Note the Le Guin-like way that sensory repetition pulls us through, a progression from sights to smells to sounds. It’s descriptive writing of uncommon loveliness and liveliness, whatever the genre. Then, the reveal: The perfection is predicated on pain. Not a lone tortured child, in this case, but something far more unexpected. Anyone who indulges unjust thoughts in Um-Helat, this society of happy equality and easy-access tamarind, is eliminated.
Jemisin has been dismissed, by a minority of reactionary detractors, as a “social justice warrior,” whose work advances an un-nuanced progressive politics. Is that what this is? A society that murders its intolerant citizens, orphans their young children? The tale practically explodes with complexity, with confusion. (Except, perhaps, when Jemisin states, rather than shows, social woes, resorting to the verbal fashions of the moment—but even that may be read in the context of commentary.) She could’ve issued a dutiful, activist-minded critique of Le Guin, in which true Omelasian/Um-Helatian progressives stay and fight. Instead, she twists it, resisting simplification. Le Guin stands both corrected and honored.

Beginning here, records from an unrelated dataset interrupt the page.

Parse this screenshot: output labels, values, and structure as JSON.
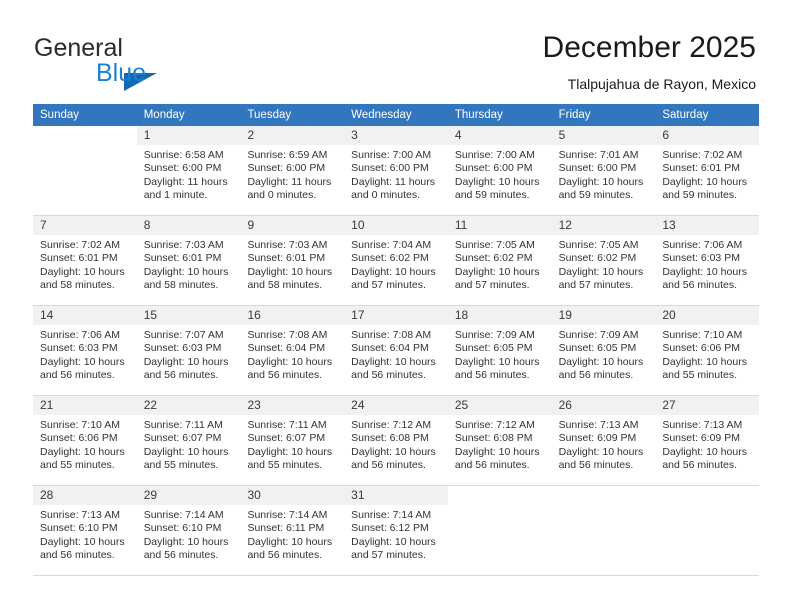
{
  "brand": {
    "word1": "General",
    "word2": "Blue",
    "triangle_color": "#1268b3",
    "word2_color": "#1d7fd0"
  },
  "header": {
    "title": "December 2025",
    "subtitle": "Tlalpujahua de Rayon, Mexico"
  },
  "theme": {
    "header_row_bg": "#3277bd",
    "header_row_text": "#ffffff",
    "daynum_band_bg": "#f1f1f1",
    "grid_line": "#d8d8d8"
  },
  "weekdays": [
    "Sunday",
    "Monday",
    "Tuesday",
    "Wednesday",
    "Thursday",
    "Friday",
    "Saturday"
  ],
  "weeks": [
    [
      {
        "day": "",
        "sunrise": "",
        "sunset": "",
        "daylight1": "",
        "daylight2": ""
      },
      {
        "day": "1",
        "sunrise": "Sunrise: 6:58 AM",
        "sunset": "Sunset: 6:00 PM",
        "daylight1": "Daylight: 11 hours",
        "daylight2": "and 1 minute."
      },
      {
        "day": "2",
        "sunrise": "Sunrise: 6:59 AM",
        "sunset": "Sunset: 6:00 PM",
        "daylight1": "Daylight: 11 hours",
        "daylight2": "and 0 minutes."
      },
      {
        "day": "3",
        "sunrise": "Sunrise: 7:00 AM",
        "sunset": "Sunset: 6:00 PM",
        "daylight1": "Daylight: 11 hours",
        "daylight2": "and 0 minutes."
      },
      {
        "day": "4",
        "sunrise": "Sunrise: 7:00 AM",
        "sunset": "Sunset: 6:00 PM",
        "daylight1": "Daylight: 10 hours",
        "daylight2": "and 59 minutes."
      },
      {
        "day": "5",
        "sunrise": "Sunrise: 7:01 AM",
        "sunset": "Sunset: 6:00 PM",
        "daylight1": "Daylight: 10 hours",
        "daylight2": "and 59 minutes."
      },
      {
        "day": "6",
        "sunrise": "Sunrise: 7:02 AM",
        "sunset": "Sunset: 6:01 PM",
        "daylight1": "Daylight: 10 hours",
        "daylight2": "and 59 minutes."
      }
    ],
    [
      {
        "day": "7",
        "sunrise": "Sunrise: 7:02 AM",
        "sunset": "Sunset: 6:01 PM",
        "daylight1": "Daylight: 10 hours",
        "daylight2": "and 58 minutes."
      },
      {
        "day": "8",
        "sunrise": "Sunrise: 7:03 AM",
        "sunset": "Sunset: 6:01 PM",
        "daylight1": "Daylight: 10 hours",
        "daylight2": "and 58 minutes."
      },
      {
        "day": "9",
        "sunrise": "Sunrise: 7:03 AM",
        "sunset": "Sunset: 6:01 PM",
        "daylight1": "Daylight: 10 hours",
        "daylight2": "and 58 minutes."
      },
      {
        "day": "10",
        "sunrise": "Sunrise: 7:04 AM",
        "sunset": "Sunset: 6:02 PM",
        "daylight1": "Daylight: 10 hours",
        "daylight2": "and 57 minutes."
      },
      {
        "day": "11",
        "sunrise": "Sunrise: 7:05 AM",
        "sunset": "Sunset: 6:02 PM",
        "daylight1": "Daylight: 10 hours",
        "daylight2": "and 57 minutes."
      },
      {
        "day": "12",
        "sunrise": "Sunrise: 7:05 AM",
        "sunset": "Sunset: 6:02 PM",
        "daylight1": "Daylight: 10 hours",
        "daylight2": "and 57 minutes."
      },
      {
        "day": "13",
        "sunrise": "Sunrise: 7:06 AM",
        "sunset": "Sunset: 6:03 PM",
        "daylight1": "Daylight: 10 hours",
        "daylight2": "and 56 minutes."
      }
    ],
    [
      {
        "day": "14",
        "sunrise": "Sunrise: 7:06 AM",
        "sunset": "Sunset: 6:03 PM",
        "daylight1": "Daylight: 10 hours",
        "daylight2": "and 56 minutes."
      },
      {
        "day": "15",
        "sunrise": "Sunrise: 7:07 AM",
        "sunset": "Sunset: 6:03 PM",
        "daylight1": "Daylight: 10 hours",
        "daylight2": "and 56 minutes."
      },
      {
        "day": "16",
        "sunrise": "Sunrise: 7:08 AM",
        "sunset": "Sunset: 6:04 PM",
        "daylight1": "Daylight: 10 hours",
        "daylight2": "and 56 minutes."
      },
      {
        "day": "17",
        "sunrise": "Sunrise: 7:08 AM",
        "sunset": "Sunset: 6:04 PM",
        "daylight1": "Daylight: 10 hours",
        "daylight2": "and 56 minutes."
      },
      {
        "day": "18",
        "sunrise": "Sunrise: 7:09 AM",
        "sunset": "Sunset: 6:05 PM",
        "daylight1": "Daylight: 10 hours",
        "daylight2": "and 56 minutes."
      },
      {
        "day": "19",
        "sunrise": "Sunrise: 7:09 AM",
        "sunset": "Sunset: 6:05 PM",
        "daylight1": "Daylight: 10 hours",
        "daylight2": "and 56 minutes."
      },
      {
        "day": "20",
        "sunrise": "Sunrise: 7:10 AM",
        "sunset": "Sunset: 6:06 PM",
        "daylight1": "Daylight: 10 hours",
        "daylight2": "and 55 minutes."
      }
    ],
    [
      {
        "day": "21",
        "sunrise": "Sunrise: 7:10 AM",
        "sunset": "Sunset: 6:06 PM",
        "daylight1": "Daylight: 10 hours",
        "daylight2": "and 55 minutes."
      },
      {
        "day": "22",
        "sunrise": "Sunrise: 7:11 AM",
        "sunset": "Sunset: 6:07 PM",
        "daylight1": "Daylight: 10 hours",
        "daylight2": "and 55 minutes."
      },
      {
        "day": "23",
        "sunrise": "Sunrise: 7:11 AM",
        "sunset": "Sunset: 6:07 PM",
        "daylight1": "Daylight: 10 hours",
        "daylight2": "and 55 minutes."
      },
      {
        "day": "24",
        "sunrise": "Sunrise: 7:12 AM",
        "sunset": "Sunset: 6:08 PM",
        "daylight1": "Daylight: 10 hours",
        "daylight2": "and 56 minutes."
      },
      {
        "day": "25",
        "sunrise": "Sunrise: 7:12 AM",
        "sunset": "Sunset: 6:08 PM",
        "daylight1": "Daylight: 10 hours",
        "daylight2": "and 56 minutes."
      },
      {
        "day": "26",
        "sunrise": "Sunrise: 7:13 AM",
        "sunset": "Sunset: 6:09 PM",
        "daylight1": "Daylight: 10 hours",
        "daylight2": "and 56 minutes."
      },
      {
        "day": "27",
        "sunrise": "Sunrise: 7:13 AM",
        "sunset": "Sunset: 6:09 PM",
        "daylight1": "Daylight: 10 hours",
        "daylight2": "and 56 minutes."
      }
    ],
    [
      {
        "day": "28",
        "sunrise": "Sunrise: 7:13 AM",
        "sunset": "Sunset: 6:10 PM",
        "daylight1": "Daylight: 10 hours",
        "daylight2": "and 56 minutes."
      },
      {
        "day": "29",
        "sunrise": "Sunrise: 7:14 AM",
        "sunset": "Sunset: 6:10 PM",
        "daylight1": "Daylight: 10 hours",
        "daylight2": "and 56 minutes."
      },
      {
        "day": "30",
        "sunrise": "Sunrise: 7:14 AM",
        "sunset": "Sunset: 6:11 PM",
        "daylight1": "Daylight: 10 hours",
        "daylight2": "and 56 minutes."
      },
      {
        "day": "31",
        "sunrise": "Sunrise: 7:14 AM",
        "sunset": "Sunset: 6:12 PM",
        "daylight1": "Daylight: 10 hours",
        "daylight2": "and 57 minutes."
      },
      {
        "day": "",
        "sunrise": "",
        "sunset": "",
        "daylight1": "",
        "daylight2": ""
      },
      {
        "day": "",
        "sunrise": "",
        "sunset": "",
        "daylight1": "",
        "daylight2": ""
      },
      {
        "day": "",
        "sunrise": "",
        "sunset": "",
        "daylight1": "",
        "daylight2": ""
      }
    ]
  ]
}
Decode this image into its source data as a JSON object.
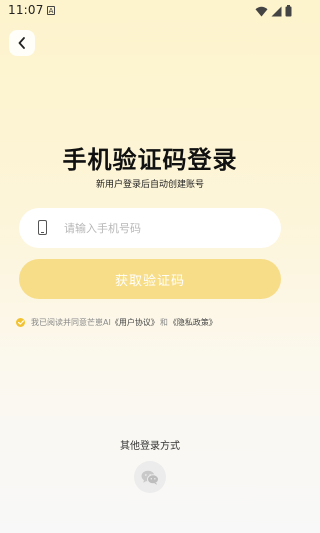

One likes to think the master would have approved. Le Guin never took the easy way; she pushed on every assumption. That meant she could even—a foreign concept in the modern era—change her mind. Earlier this year, PBS released a note-perfect little documentary about Le Guin’s life, Worlds of Ursula K. Le Guin. There’s old black-and-white footage of a science-fiction meetup, where a middle-aged Le Guin is asked why one of the female characters in Tombs of Atuan, the second Earthsea book, doesn’t exactly “emerge as a liberated woman.” Le Guin responds with moving candor: “The Earthsea books as feminist literature are a total complete bust. From my own archetypes and from my own cultural upbringing, I couldn’t go down deep and come up with a woman wizard. Maybe I’ll learn to eventually, but when I wrote those I couldn’t do it. I wish I could have.”
She would indeed learn. Much of Le Guin’s later work unwrites what came before, just as Jemisin would come along to push us further, in the process confronting her own regressions. Thus the genre renews itself, bending toward progress. “Prize juries commonly short-list books by both men and women, but give the award to a man,” Le Guin complained in an essay written at the beginning of this decade. As it comes to a close, she’s finally being proved—for once—wrong. Jemisin won an unprecedented trio of Hugos for a series, Broken Earth, that centered on women wizards: a formidable mother and a fearless daughter, who could control mountains with their minds. Seven of the Hugo Awards for Best Novel in the 2010s, in fact, have gone to women, the most in the history of the prize. The stories reflect the shift, a hyperspace jump to new regions. “What do we learn from women?” Le Guin once asked. “My first huge generalization is that we learn how to be human.”
In The Fifth Season, the first book in Broken Earth and the best book of this decade, the main character has to make a horrific, unbearably human choice. One struggles to imagine a man writing it. Le Guin could have, but she didn’t. There, Jemisin is talking to another one of her literary heroes, Toni Morrison, and her novel Beloved. Morrison, who never exactly wrote science fiction but certainly imbued her stories with flashes of magic, was one of the very few other writers named a living legend by the Library of Congress. Le Guin’s spirit might not be winking down on us from the stars—the stars whose paths she so intricately charted over her singular, guiding career—but she’d twinkle at the cosmic coincidence. Morrison, too, passed away this decade, a year after Le Guin, at the immortal age of 88.
Best Fiction of the Decade:
The Fifth Season by N. K. Jemisin